= What you are asked to do =
Among the entries that follow, count the lines with the word "icon" and report the number by itself.

= Data to use =
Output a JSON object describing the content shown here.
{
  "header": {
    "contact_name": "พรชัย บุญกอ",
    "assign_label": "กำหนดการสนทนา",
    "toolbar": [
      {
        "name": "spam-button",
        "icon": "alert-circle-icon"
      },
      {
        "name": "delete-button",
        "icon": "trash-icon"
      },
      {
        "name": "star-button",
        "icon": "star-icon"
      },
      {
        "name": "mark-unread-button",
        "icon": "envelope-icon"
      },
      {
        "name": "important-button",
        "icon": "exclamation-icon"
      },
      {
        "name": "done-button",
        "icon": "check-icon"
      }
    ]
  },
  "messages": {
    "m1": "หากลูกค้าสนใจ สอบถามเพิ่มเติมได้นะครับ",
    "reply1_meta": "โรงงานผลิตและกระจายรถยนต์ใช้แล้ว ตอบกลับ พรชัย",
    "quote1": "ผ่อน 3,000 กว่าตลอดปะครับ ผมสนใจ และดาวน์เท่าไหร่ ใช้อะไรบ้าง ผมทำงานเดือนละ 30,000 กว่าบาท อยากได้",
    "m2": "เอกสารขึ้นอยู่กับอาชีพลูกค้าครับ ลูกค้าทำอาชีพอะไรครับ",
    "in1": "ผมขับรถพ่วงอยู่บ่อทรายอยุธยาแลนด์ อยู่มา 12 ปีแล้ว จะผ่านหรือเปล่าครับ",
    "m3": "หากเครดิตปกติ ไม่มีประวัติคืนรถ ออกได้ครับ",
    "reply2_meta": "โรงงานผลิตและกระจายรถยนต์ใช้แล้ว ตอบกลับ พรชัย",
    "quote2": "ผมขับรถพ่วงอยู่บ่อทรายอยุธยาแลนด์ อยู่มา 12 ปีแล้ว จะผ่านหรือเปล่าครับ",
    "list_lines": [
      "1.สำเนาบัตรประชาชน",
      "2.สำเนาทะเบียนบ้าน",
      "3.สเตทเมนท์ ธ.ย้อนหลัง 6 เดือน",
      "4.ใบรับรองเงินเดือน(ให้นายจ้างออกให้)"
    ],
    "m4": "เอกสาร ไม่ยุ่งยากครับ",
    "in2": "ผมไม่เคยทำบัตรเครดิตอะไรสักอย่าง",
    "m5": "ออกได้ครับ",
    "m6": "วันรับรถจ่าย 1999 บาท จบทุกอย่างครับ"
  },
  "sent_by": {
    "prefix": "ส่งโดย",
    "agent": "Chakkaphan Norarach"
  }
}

= Result for this task =
6